Deck Code Terminology
As a model code, the International Building Code (IBC) is created by the International Code Council for governments and cities. The other local organizations to adopt and modify for their own usage. Consequently, your municipality can modify the IBC to meet the demands of its inhabitants. Before building, be sure to contact your local permit office and examine the applicable code.
Understanding the IBC code requirements is easier if you are familiar with the following terminology:
- Guardrails: A guardrail (sometimes referred to as a guard) runs horizontally along a landing or other flat place with a drop on the opposite side. As specified by the code, a guardrail is distinct from a railing, which is a comparable component used on stairways.
- Railing: As defined by the building code, a railing is a sort of protection for steps that run along the stairway’s incline.
- Balusters: Balusters are short vertical infill posts that run between the guardrail or railing to prevent anyone, especially children, from slipping from the deck via the opening beneath an inclined stairway railing or a horizontal guardrail.
- Grade: Grade is the ground level immediately adjacent to the deck.
- Low-rise decks: Low-rise decks, also known as ground-level or floating decks, do not exceed 30 inches in height above the ground and are therefore free from certain guardrail and baluster standards.
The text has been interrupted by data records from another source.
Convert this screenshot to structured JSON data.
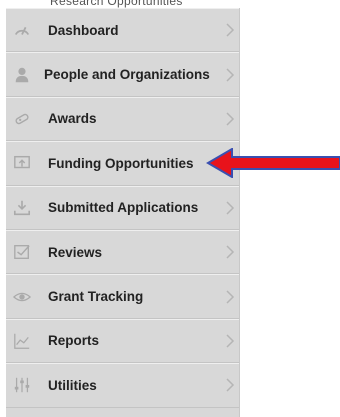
{
  "header": {
    "cut_text": "Research Opportunities"
  },
  "sidebar": {
    "items": [
      {
        "label": "Dashboard",
        "icon": "dashboard-gauge-icon"
      },
      {
        "label": "People and Organizations",
        "icon": "person-icon"
      },
      {
        "label": "Awards",
        "icon": "ribbon-icon"
      },
      {
        "label": "Funding Opportunities",
        "icon": "funding-screen-icon"
      },
      {
        "label": "Submitted Applications",
        "icon": "download-tray-icon"
      },
      {
        "label": "Reviews",
        "icon": "checkbox-icon"
      },
      {
        "label": "Grant Tracking",
        "icon": "eye-icon"
      },
      {
        "label": "Reports",
        "icon": "line-chart-icon"
      },
      {
        "label": "Utilities",
        "icon": "sliders-icon"
      }
    ]
  },
  "annotation": {
    "arrow_color": "#e8131b",
    "outline_color": "#3a4fb0",
    "target": "Funding Opportunities"
  },
  "colors": {
    "panel_bg": "#d8d8d8",
    "icon_color": "#aaaaaa",
    "text_color": "#222222"
  }
}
Additionally, most low-rise decks do not require a building permit.
- Rise: Rise is the vertical distance between each stair tread.
- Tread: The tread is the flat portion of a staircase where one places their foot.
Deck Guardrail Height
Deck guardrails should extend at least 36 inches above the level of the residential deck. This is the minimum height necessary for residential structures; taller guards are permissible. The minimum height for commercial deck guardrails, such as those found in restaurants, bars, and multifamily dwellings such as apartments and condominiums, is 42 inches.
When Is a Deck Guardrail Not Needed?
Some decks are exempt from guardrail requirements if they are no more than 30 inches above grade. If you observe a deck without guardrails (also known as a low-rise deck). Its height of fewer than 30 inches may be the cause.
Guardrails on Low-Rise Decks
Even on short, low-rise decks, numerous homeowners elect to install guardrails.
If you want to install a guardrail on a low deck, its height and baluster spacing are up to you. Nonetheless, these railings must be as sturdy as those on higher decks. It is expected that people will lean against guardrails, and the law demands that these guardrails be able to withstand collapse.
Adding handrails to a low-rise deck is frequently an excellent idea. Including guardrails on low-rise, decks are beneficial for disabled individuals.
Requirements for Deck Stairs
The IBC code for structural design specifies stringent criteria for deck stairways:
- Measuring vertically from the nose of the tread to the top of the rail, stair rails on decks should be between 34 and 38 inches in height.
- The depth of treads must be at least 10 inches from front to back.
- The treads of stairs must support at least 300 pounds over an area no larger than four inches square.
- The rise, or vertical distance between treads, must not exceed 7 1/4 inches.
Deck Balusters and Benches
Deck balusters must be spaced no more than four inches apart. A classic rule of thumb is that a ball with a 4-inch diameter should just barely fit between the balusters. This 4-inch spacing is the usual diameter of a baby’s head to avoid their heads from becoming trapped.
Where balusters meet a lower railing, the distance between the bottom of the railing. The deck surface shall not exceed four inches.
Deck benches: Homeowners who are concerned with preserving the view from their decks may question if benches are suitable alternatives to deck guardrails. Unfortunately, benches are not a suitable substitute. On deck builds tall enough to necessitate guardrails, they must still be built behind benches, rising at least 36 inches above the surface of the decking.
Minimum Strength for Guardrails and Balusters
Guardrail strength requirements: The International Building Code stipulates that guardrails must be able to withstand a 200-pound force without undue deflection at the midspan between posts.
Requirements for baluster strength: balusters and infill rails must withstand a minimum of 50 pounds of concentrated testing force.
Building inspectors typically measure the strength of guardrails and balusters by leaning or pushing against the components. In commercial applications, this can be performed by a third-party testing organization with equipment capable of applying up to 500 pounds of force.